Nori was not looking forward to lunch. Besides the fact that he could at any moment be swept away to the storage closet again, Masami wouldn't be there. Who was he supposed to sit with? He always had the option of meeting one of the other students, introducing himself, and making new friends. On the other hand, he could always just go sit with Akiko. It would be much easier.
Even determined as he was, everything came out different when he actually walked up beside where she was sitting with his tray of food. She was babbling on about something. Afraid to interrupt, Nori glanced at her current sounding board and spotted a familiar head of blond hair. She was Takanawa's friend? Somehow the girl followed Akiko's every word with interest—far more than Nori could ever hope to accomplish. The boy was astounded; adding to an already growing awe for the blond.
He watched her comment on Takanawa's exposition, and then she revealed, "There's someone behind you."
Nori had only a second to snap out of it before he had to explain. "Eto," he began, unsuccessful. "Masami-kun…"
The hyper girl quickly grew impatient as he stuttered through his words and interrupted, "Well, are you just going to stand there?"
"Can I sit here…with you?" He eventually got out, still mostly captivated by the girl in the background.
"What makes you think you can just walk right up to us and sit down?" Takanawa replied, rather harshly. It seemed her answer was a no. "I didn't ask you to come over here. You can see, right, that we're girls and you're a boy? We were talking about girl stuff.
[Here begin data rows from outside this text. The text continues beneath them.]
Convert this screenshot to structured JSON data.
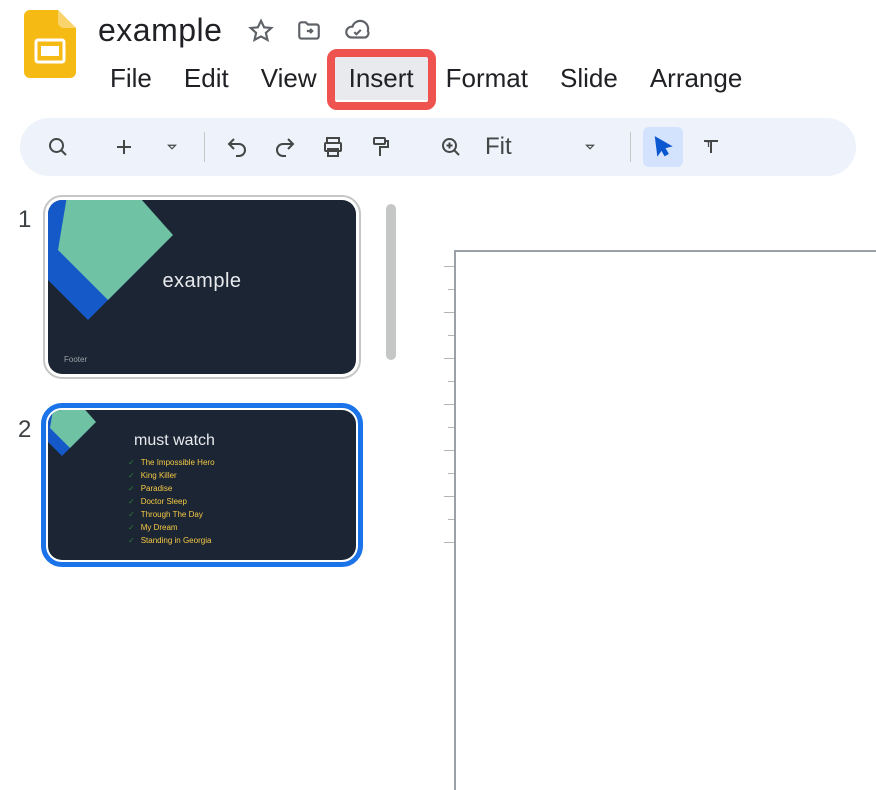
{
  "doc": {
    "title": "example"
  },
  "menu": {
    "file": "File",
    "edit": "Edit",
    "view": "View",
    "insert": "Insert",
    "format": "Format",
    "slide": "Slide",
    "arrange": "Arrange"
  },
  "toolbar": {
    "zoom_label": "Fit"
  },
  "thumbs": {
    "n1": "1",
    "n2": "2",
    "slide1": {
      "title": "example",
      "footer": "Footer"
    },
    "slide2": {
      "title": "must watch",
      "items": {
        "i0": "The Impossible Hero",
        "i1": "King Killer",
        "i2": "Paradise",
        "i3": "Doctor Sleep",
        "i4": "Through The Day",
        "i5": "My Dream",
        "i6": "Standing in Georgia"
      }
    }
  }
}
And like, what if you heard something we didn't want you to? That would be like the time the press found out about Haha spending the day out with Chiaki-sama, and they ruined it all when—"
Once again, Nori struggled to keep up with her story. She was speaking as if he knew who Chiaki was. Based on the mention of the press, fame could be assumed, but the boy understood nothing further than that. How could that girl understand her so well? Nori wondered, and that easily his mind was lost in thoughts of curiosity for the one he had not yet met.
His mouth was completely speechless, but it curled into a smile at the idea of speaking with Her. All such dreams were slashed away, however, with Akiko's final, abrupt command. "You heard me. Leave."
Blinking a few times, Nori was too surprised to react right away. After telling Masami she liked him, the boy seriously thought she would have let him join them. What a strange, inconsistent, unlikable girl, he thought to himself. Why did Masami have a friendship with her, as invisible as their relationship was? Only then did Nori slowly turn and begin to walk away.
No sooner had he plopped down at a vacant table and jabbed his fork into the first bite of food than Takanawa appeared cheerfully in the seat across from him.
"What's up?" She asked like nothing at all had just happened.
"Just trying to eat, but you keep getting me all confused," the boy replied, not trying at all to hide his thoughts.
"Me, confuse you?" She asked, innocent as can be. Perplexed, she pondered the how and why, but not nearly for long enough, as another thought crossed her mind. "Oh, I know why you're confused! Masami-kun is filming a commercial this afternoon. But don't worry, he intends to keep him promise to have you over tomorrow."
Almost carried away in her other world of commercials, Nori was tempted to ask what it was about. A second urge in him wanted to know why on Earth she knew about the deal made which resulted in another invitation to the celebrity house. What was the friendship between the two famous children? Instead, he stuck determined to his original topic.
"What happened to all that 'girls only' stuff?" Nori questioned.
"Oh, Chiyo-chan went out to recess." Her answer was simply, so much so that it made the previous argument feel pointless. Nori couldn't linger to focus on that complaint, however, as Takanawa continued, "Which reminds me of this time on a field trip we stopped to eat lunch…"
The ears shut off again to her endless jumping about. Nori knew he'd never get to ask why he didn't see her and Masami together if they were friends. Therefore, he ate.